by Jeremy J. Fingerman
One of the hottest topics of today’s Jewish communal conversation has been success of experiential learning experiences, and how synagogues, day schools, and others can transform their programs to embrace this trend and be even more effective. On the eve of Tu B’Shevat, Jewish Arbor Day, it is very appropriate to ask what we as a community can learn from this holiday and Jewish camping.
The Gemara in Taanit (23a) teaches that Honi HaMagel was journeying on the road when he saw a man planting a carob tree. Honi asked him, “How long does it take [for this tree] to bear fruit?” The man replied “Seventy years.” Honi then asked him, “Are you certain that you will live another seventy years?” The man replied, “I found carob trees in the world; as my forefathers planted these for me, so I also plant these for my children.”

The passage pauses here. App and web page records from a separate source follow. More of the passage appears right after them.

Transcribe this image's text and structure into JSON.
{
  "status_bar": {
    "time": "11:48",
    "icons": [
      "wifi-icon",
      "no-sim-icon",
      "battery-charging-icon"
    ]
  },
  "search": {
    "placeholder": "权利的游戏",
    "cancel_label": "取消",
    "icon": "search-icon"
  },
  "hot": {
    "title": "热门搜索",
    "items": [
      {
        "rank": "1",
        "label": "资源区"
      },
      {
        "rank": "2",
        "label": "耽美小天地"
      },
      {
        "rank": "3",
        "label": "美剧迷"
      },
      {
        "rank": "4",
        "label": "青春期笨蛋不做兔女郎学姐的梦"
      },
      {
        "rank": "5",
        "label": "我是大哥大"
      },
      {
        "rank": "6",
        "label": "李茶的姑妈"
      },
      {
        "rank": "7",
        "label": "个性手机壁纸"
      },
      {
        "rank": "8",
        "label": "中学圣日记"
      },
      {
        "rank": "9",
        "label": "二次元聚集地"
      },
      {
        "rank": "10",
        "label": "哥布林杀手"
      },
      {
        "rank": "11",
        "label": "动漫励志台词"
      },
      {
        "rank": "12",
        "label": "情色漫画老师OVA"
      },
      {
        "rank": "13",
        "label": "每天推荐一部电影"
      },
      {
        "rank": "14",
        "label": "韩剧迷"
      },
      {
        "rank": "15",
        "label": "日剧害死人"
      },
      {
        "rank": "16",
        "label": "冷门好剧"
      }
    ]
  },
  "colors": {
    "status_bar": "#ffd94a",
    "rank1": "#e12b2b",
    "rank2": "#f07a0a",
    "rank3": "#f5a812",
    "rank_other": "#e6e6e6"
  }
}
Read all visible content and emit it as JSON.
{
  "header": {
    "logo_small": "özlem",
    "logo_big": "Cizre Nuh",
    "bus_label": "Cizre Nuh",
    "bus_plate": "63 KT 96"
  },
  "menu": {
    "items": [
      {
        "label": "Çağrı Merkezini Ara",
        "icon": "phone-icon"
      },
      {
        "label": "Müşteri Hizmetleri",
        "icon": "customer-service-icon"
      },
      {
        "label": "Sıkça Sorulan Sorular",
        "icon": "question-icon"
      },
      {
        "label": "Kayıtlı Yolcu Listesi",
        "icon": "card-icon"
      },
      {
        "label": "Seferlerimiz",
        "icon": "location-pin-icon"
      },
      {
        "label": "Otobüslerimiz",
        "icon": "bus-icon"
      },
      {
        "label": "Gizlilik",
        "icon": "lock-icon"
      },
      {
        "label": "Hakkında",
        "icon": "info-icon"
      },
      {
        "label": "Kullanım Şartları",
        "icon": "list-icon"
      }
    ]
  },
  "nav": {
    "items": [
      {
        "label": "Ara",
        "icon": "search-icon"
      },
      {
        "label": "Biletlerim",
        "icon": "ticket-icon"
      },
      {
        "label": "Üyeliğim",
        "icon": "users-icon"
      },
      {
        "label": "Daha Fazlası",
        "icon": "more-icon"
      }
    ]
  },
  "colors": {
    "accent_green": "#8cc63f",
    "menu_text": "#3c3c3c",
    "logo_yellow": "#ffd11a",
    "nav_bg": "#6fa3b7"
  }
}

While this coming summer will celebrate the milestone 110th season for Surprise Lake Camp in New York and Tamarack Camps in Michigan; those trees planted many year ago continue to provide us great lessons in the ways we effectively engage Jewish youth.
In 2011, FJC released new research, CAMP WORKS: The Long-Term Impact of Jewish Overnight Camp and The AVI CHAI Foundation released Limud by the Lake Revisited. For the first time, we are able to provide systematic and quantitative evidence that summers at Jewish camp create adults who are committed to the Jewish community and engaged in Jewish practice – the cornerstones of a vibrant Jewish future. This research shows that camp works, yet as a field, Jewish camp refuses to rest on its laurels. We at the Foundation for Jewish Camp will not be complacent; we must refresh and renew and lead the innovation within the field and beyond it.
Based in part on this research, our new strategic plan sets our course for the next five years. We remain firmly committed to our focused goal: to significantly increase the number of children experiencing the transformative power of Jewish summer camp. To do so, though, we know we operate in an ever-changing world and we must remain flexible, resourceful, and entrepreneurial in order to continue to serve the Jewish community in a high-performing, meaningful way.
I want to highlight just one of the innovative projects that is planting trees for the next generation. In 2006, we provided the first seed funding to create a communal-based program to provide incentives for more families to try Jewish camp for the first time. Over the last five years, a total of 33 communities and over 30 other partners have participated in the One Happy Camper program, and thus far over 30,000 kids have experienced Jewish camp as a result of these efforts.
In 2011, Columbus, Indianapolis, and Philadelphia “graduated,” to self-funded programs, introducing new and increased support on the local level for Jewish camp initiatives, and creating sustainability in the long-term. This year, Cincinnati, Kansas City, Middlesex, New Hampshire, and Palm Beach have also reached sustainability. All of this success is the result of the hard work of federation professionals acting as ambassadors for Jewish camp and local philanthropists who made an investment and commitment to support the camp enterprise in their community.
Initially Honi could not relate to the zeal that someone might have to plant for the next generation, but for those of us who have been touched by camping, it is hard not to connect and share that passion. Our push forward is to empower more communities to join us in passionately planting now for the future. Today’s Jewish communities need and value camps for their role in generating and leveraging more passionate engagement. Working together, we can and we will create a stronger, more vibrant Jewish future for generations to come.
You are welcome to join in the conversation by speaking with your Federation, Synagogues, or join in directly at our biennial Leaders Assembly next month. Jewish camp is a utopia where planting those trees will create sustained model for a committed next generation.
Jeremy J. Fingerman is CEO of Foundation for Jewish Camp.